[[ Dataset extract, beginning ]]
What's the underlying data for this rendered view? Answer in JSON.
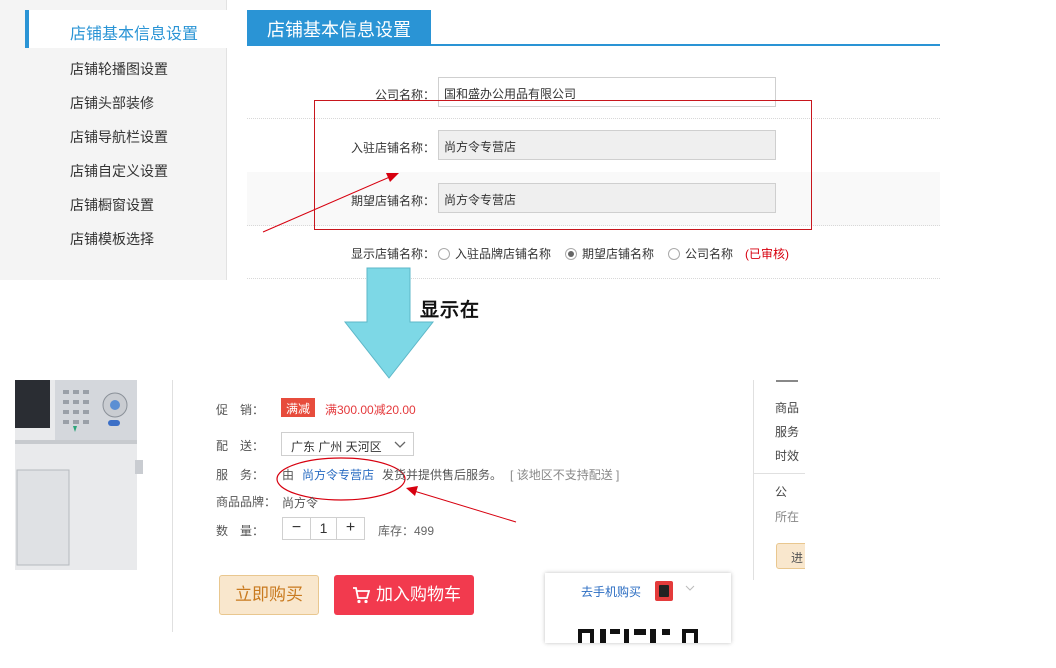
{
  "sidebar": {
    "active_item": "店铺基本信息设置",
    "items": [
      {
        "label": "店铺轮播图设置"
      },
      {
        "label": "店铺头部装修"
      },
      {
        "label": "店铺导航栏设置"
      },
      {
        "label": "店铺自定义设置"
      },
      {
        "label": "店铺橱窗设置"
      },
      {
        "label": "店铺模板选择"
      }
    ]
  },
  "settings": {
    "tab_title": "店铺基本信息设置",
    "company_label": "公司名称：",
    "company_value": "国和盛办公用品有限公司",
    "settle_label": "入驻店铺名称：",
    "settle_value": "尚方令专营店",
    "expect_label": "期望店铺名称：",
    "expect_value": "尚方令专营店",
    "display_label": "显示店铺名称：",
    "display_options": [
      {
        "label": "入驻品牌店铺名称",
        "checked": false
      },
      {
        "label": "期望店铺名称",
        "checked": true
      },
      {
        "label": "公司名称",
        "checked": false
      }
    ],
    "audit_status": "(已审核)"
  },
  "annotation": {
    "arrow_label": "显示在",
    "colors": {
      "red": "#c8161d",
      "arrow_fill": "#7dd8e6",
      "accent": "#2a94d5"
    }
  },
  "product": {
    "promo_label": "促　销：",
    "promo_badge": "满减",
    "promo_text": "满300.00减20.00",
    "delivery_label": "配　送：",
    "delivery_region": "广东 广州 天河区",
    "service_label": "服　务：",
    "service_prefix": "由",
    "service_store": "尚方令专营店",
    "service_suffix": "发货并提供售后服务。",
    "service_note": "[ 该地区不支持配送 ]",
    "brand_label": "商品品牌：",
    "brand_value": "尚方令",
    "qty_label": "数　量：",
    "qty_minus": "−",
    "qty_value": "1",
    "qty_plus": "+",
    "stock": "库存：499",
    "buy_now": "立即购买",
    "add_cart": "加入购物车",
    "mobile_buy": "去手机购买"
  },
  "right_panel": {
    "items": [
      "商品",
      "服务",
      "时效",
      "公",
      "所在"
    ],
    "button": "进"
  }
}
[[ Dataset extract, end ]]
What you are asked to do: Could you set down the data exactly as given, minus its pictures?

Solution to this exercise:
What's the underlying data for this rendered view? Answer in JSON.
{
  "sidebar": {
    "active_item": "店铺基本信息设置",
    "items": [
      {
        "label": "店铺轮播图设置"
      },
      {
        "label": "店铺头部装修"
      },
      {
        "label": "店铺导航栏设置"
      },
      {
        "label": "店铺自定义设置"
      },
      {
        "label": "店铺橱窗设置"
      },
      {
        "label": "店铺模板选择"
      }
    ]
  },
  "settings": {
    "tab_title": "店铺基本信息设置",
    "company_label": "公司名称：",
    "company_value": "国和盛办公用品有限公司",
    "settle_label": "入驻店铺名称：",
    "settle_value": "尚方令专营店",
    "expect_label": "期望店铺名称：",
    "expect_value": "尚方令专营店",
    "display_label": "显示店铺名称：",
    "display_options": [
      {
        "label": "入驻品牌店铺名称",
        "checked": false
      },
      {
        "label": "期望店铺名称",
        "checked": true
      },
      {
        "label": "公司名称",
        "checked": false
      }
    ],
    "audit_status": "(已审核)"
  },
  "annotation": {
    "arrow_label": "显示在",
    "colors": {
      "red": "#c8161d",
      "arrow_fill": "#7dd8e6",
      "accent": "#2a94d5"
    }
  },
  "product": {
    "promo_label": "促　销：",
    "promo_badge": "满减",
    "promo_text": "满300.00减20.00",
    "delivery_label": "配　送：",
    "delivery_region": "广东 广州 天河区",
    "service_label": "服　务：",
    "service_prefix": "由",
    "service_store": "尚方令专营店",
    "service_suffix": "发货并提供售后服务。",
    "service_note": "[ 该地区不支持配送 ]",
    "brand_label": "商品品牌：",
    "brand_value": "尚方令",
    "qty_label": "数　量：",
    "qty_minus": "−",
    "qty_value": "1",
    "qty_plus": "+",
    "stock": "库存：499",
    "buy_now": "立即购买",
    "add_cart": "加入购物车",
    "mobile_buy": "去手机购买"
  },
  "right_panel": {
    "items": [
      "商品",
      "服务",
      "时效",
      "公",
      "所在"
    ],
    "button": "进"
  }
}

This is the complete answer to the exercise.